[Entries from a dataset of interfaces]
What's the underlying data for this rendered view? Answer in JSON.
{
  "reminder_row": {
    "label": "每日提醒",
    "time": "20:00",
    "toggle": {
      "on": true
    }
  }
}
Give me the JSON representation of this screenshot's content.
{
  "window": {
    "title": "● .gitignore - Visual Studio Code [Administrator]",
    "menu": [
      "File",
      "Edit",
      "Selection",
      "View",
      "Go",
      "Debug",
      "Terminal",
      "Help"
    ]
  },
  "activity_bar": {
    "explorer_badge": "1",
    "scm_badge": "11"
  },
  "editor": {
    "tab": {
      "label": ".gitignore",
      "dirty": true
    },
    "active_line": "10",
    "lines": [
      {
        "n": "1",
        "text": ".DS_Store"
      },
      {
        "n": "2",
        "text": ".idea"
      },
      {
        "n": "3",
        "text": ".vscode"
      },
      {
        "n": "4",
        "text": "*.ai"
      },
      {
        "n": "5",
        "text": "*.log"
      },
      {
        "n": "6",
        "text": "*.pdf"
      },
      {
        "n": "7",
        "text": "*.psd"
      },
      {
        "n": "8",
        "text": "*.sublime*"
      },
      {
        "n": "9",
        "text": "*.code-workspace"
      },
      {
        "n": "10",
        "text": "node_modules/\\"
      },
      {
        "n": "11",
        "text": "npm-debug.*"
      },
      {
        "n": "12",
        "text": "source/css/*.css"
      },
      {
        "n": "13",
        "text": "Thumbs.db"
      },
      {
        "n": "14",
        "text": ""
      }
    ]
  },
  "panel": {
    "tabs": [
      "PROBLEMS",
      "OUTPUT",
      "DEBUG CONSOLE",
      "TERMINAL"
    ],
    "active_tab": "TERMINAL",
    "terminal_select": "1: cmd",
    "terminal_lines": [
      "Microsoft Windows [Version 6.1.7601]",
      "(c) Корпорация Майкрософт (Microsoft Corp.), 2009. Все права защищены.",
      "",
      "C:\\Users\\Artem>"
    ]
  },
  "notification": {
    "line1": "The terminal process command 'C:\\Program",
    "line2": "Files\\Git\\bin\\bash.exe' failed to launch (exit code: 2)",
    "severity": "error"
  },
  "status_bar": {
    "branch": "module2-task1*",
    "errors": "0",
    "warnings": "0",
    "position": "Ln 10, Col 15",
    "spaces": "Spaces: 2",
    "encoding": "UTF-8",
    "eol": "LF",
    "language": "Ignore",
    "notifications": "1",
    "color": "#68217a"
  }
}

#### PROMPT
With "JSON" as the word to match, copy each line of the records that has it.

#### SOLUTION TO THIS EXERCISE
What's the underlying data for this rendered view? Answer in JSON.
Give me the JSON representation of this screenshot's content.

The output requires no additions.